All lines of the data shown below should be output exactly as they stand.

'''

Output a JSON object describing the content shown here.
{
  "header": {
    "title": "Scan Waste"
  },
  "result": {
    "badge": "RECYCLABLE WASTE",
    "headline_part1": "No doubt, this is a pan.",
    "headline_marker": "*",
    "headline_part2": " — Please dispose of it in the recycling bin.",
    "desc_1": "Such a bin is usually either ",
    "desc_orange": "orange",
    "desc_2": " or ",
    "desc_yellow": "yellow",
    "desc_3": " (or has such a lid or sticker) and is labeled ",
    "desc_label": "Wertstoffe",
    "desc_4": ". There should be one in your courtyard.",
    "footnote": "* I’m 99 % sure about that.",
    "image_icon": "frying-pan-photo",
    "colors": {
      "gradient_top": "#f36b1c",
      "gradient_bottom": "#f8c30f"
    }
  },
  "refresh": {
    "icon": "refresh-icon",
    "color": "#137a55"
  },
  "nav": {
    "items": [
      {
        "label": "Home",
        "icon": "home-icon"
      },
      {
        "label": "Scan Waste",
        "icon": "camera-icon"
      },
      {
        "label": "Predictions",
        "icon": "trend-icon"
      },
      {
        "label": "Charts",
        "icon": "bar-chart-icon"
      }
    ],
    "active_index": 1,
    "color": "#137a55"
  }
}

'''

◆ **ANSWER BOX**:
Output a JSON object describing the content shown here.
{
  "header": {
    "title": "Scan Waste"
  },
  "result": {
    "badge": "RECYCLABLE WASTE",
    "headline_part1": "No doubt, this is a pan.",
    "headline_marker": "*",
    "headline_part2": " — Please dispose of it in the recycling bin.",
    "desc_1": "Such a bin is usually either ",
    "desc_orange": "orange",
    "desc_2": " or ",
    "desc_yellow": "yellow",
    "desc_3": " (or has such a lid or sticker) and is labeled ",
    "desc_label": "Wertstoffe",
    "desc_4": ". There should be one in your courtyard.",
    "footnote": "* I’m 99 % sure about that.",
    "image_icon": "frying-pan-photo",
    "colors": {
      "gradient_top": "#f36b1c",
      "gradient_bottom": "#f8c30f"
    }
  },
  "refresh": {
    "icon": "refresh-icon",
    "color": "#137a55"
  },
  "nav": {
    "items": [
      {
        "label": "Home",
        "icon": "home-icon"
      },
      {
        "label": "Scan Waste",
        "icon": "camera-icon"
      },
      {
        "label": "Predictions",
        "icon": "trend-icon"
      },
      {
        "label": "Charts",
        "icon": "bar-chart-icon"
      }
    ],
    "active_index": 1,
    "color": "#137a55"
  }
}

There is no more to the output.